Information given section start

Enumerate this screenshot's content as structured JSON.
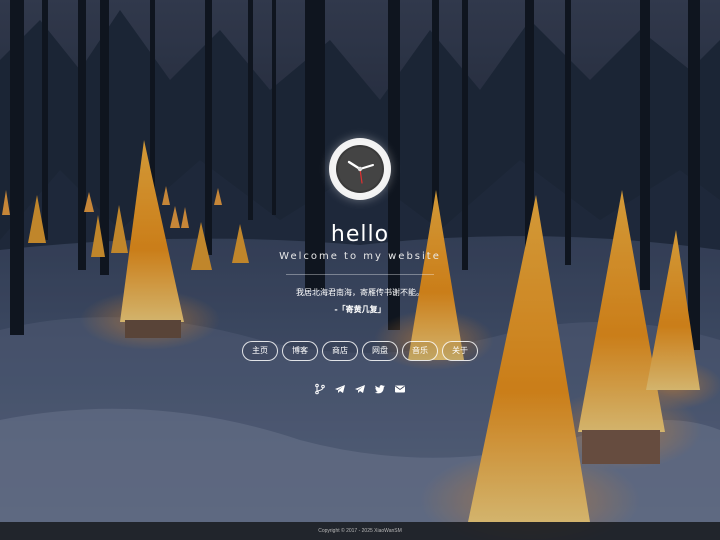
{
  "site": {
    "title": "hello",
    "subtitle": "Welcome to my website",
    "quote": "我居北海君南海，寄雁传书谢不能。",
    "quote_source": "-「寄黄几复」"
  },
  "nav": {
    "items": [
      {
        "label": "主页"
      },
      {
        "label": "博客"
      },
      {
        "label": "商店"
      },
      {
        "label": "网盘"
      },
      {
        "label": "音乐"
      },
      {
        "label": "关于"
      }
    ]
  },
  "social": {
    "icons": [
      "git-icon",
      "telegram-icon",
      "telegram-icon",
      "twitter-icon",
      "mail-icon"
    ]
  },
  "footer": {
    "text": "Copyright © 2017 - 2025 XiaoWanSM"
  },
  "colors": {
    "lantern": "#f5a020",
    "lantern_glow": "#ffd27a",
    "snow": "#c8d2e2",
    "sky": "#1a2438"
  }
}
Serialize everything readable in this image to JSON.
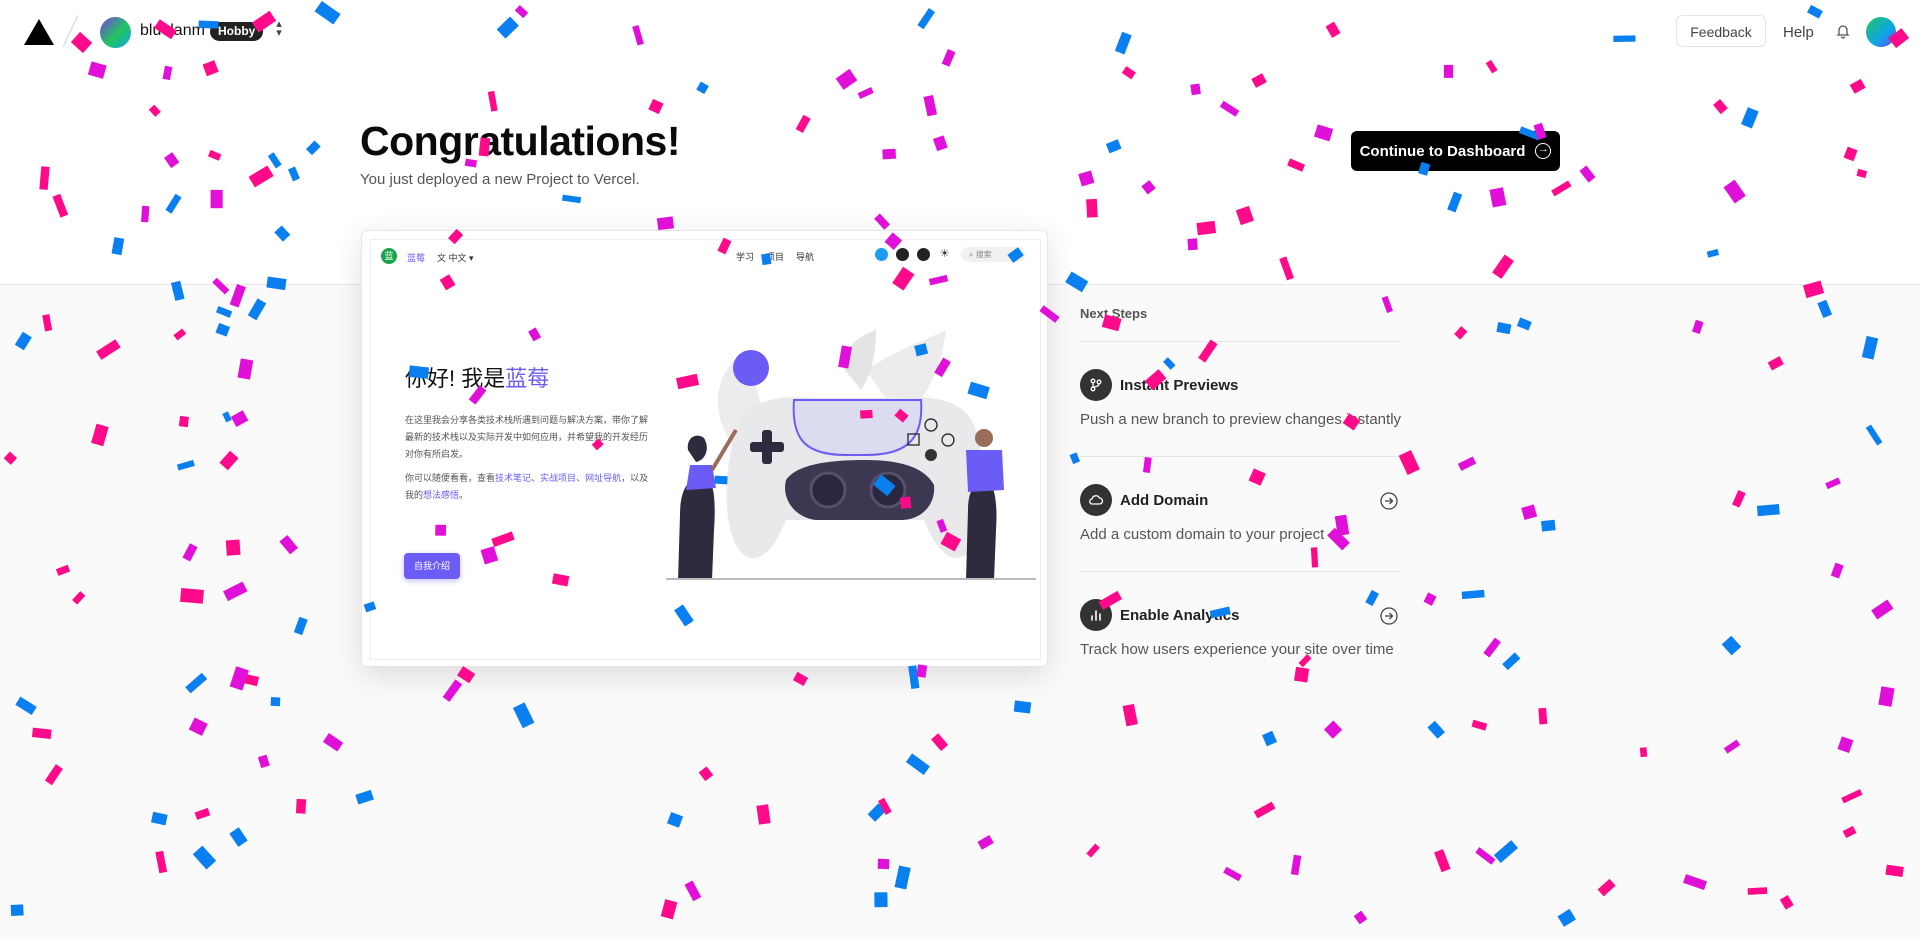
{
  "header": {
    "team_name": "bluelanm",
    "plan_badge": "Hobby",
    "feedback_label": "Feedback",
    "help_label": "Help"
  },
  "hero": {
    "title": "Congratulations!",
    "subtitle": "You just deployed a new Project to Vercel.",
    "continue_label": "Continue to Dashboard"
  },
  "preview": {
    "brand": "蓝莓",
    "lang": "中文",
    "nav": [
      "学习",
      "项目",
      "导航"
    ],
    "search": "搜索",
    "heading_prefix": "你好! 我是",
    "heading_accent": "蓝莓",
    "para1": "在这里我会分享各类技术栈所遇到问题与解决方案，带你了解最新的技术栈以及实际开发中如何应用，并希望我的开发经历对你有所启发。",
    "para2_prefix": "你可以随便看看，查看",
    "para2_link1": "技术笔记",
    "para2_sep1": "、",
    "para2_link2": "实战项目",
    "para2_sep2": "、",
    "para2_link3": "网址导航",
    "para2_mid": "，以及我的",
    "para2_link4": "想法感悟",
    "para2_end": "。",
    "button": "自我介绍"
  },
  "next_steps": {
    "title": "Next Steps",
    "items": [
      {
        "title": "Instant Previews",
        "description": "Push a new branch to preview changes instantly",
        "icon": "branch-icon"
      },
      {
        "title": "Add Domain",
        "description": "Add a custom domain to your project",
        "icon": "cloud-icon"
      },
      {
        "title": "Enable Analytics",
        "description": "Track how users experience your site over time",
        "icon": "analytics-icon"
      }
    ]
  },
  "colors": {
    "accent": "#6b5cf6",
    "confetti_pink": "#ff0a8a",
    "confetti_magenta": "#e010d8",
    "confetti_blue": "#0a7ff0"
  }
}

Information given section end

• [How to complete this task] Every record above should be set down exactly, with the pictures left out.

• [Task result]
Enumerate this screenshot's content as structured JSON.
{
  "site": {
    "title": "hello",
    "subtitle": "Welcome to my website",
    "quote": "我居北海君南海，寄雁传书谢不能。",
    "quote_source": "-「寄黄几复」"
  },
  "nav": {
    "items": [
      {
        "label": "主页"
      },
      {
        "label": "博客"
      },
      {
        "label": "商店"
      },
      {
        "label": "网盘"
      },
      {
        "label": "音乐"
      },
      {
        "label": "关于"
      }
    ]
  },
  "social": {
    "icons": [
      "git-icon",
      "telegram-icon",
      "telegram-icon",
      "twitter-icon",
      "mail-icon"
    ]
  },
  "footer": {
    "text": "Copyright © 2017 - 2025 XiaoWanSM"
  },
  "colors": {
    "lantern": "#f5a020",
    "lantern_glow": "#ffd27a",
    "snow": "#c8d2e2",
    "sky": "#1a2438"
  }
}
Serialize everything readable in this image to JSON.
{
  "header": {
    "team_name": "bluelanm",
    "plan_badge": "Hobby",
    "feedback_label": "Feedback",
    "help_label": "Help"
  },
  "hero": {
    "title": "Congratulations!",
    "subtitle": "You just deployed a new Project to Vercel.",
    "continue_label": "Continue to Dashboard"
  },
  "preview": {
    "brand": "蓝莓",
    "lang": "中文",
    "nav": [
      "学习",
      "项目",
      "导航"
    ],
    "search": "搜索",
    "heading_prefix": "你好! 我是",
    "heading_accent": "蓝莓",
    "para1": "在这里我会分享各类技术栈所遇到问题与解决方案，带你了解最新的技术栈以及实际开发中如何应用，并希望我的开发经历对你有所启发。",
    "para2_prefix": "你可以随便看看，查看",
    "para2_link1": "技术笔记",
    "para2_sep1": "、",
    "para2_link2": "实战项目",
    "para2_sep2": "、",
    "para2_link3": "网址导航",
    "para2_mid": "，以及我的",
    "para2_link4": "想法感悟",
    "para2_end": "。",
    "button": "自我介绍"
  },
  "next_steps": {
    "title": "Next Steps",
    "items": [
      {
        "title": "Instant Previews",
        "description": "Push a new branch to preview changes instantly",
        "icon": "branch-icon"
      },
      {
        "title": "Add Domain",
        "description": "Add a custom domain to your project",
        "icon": "cloud-icon"
      },
      {
        "title": "Enable Analytics",
        "description": "Track how users experience your site over time",
        "icon": "analytics-icon"
      }
    ]
  },
  "colors": {
    "accent": "#6b5cf6",
    "confetti_pink": "#ff0a8a",
    "confetti_magenta": "#e010d8",
    "confetti_blue": "#0a7ff0"
  }
}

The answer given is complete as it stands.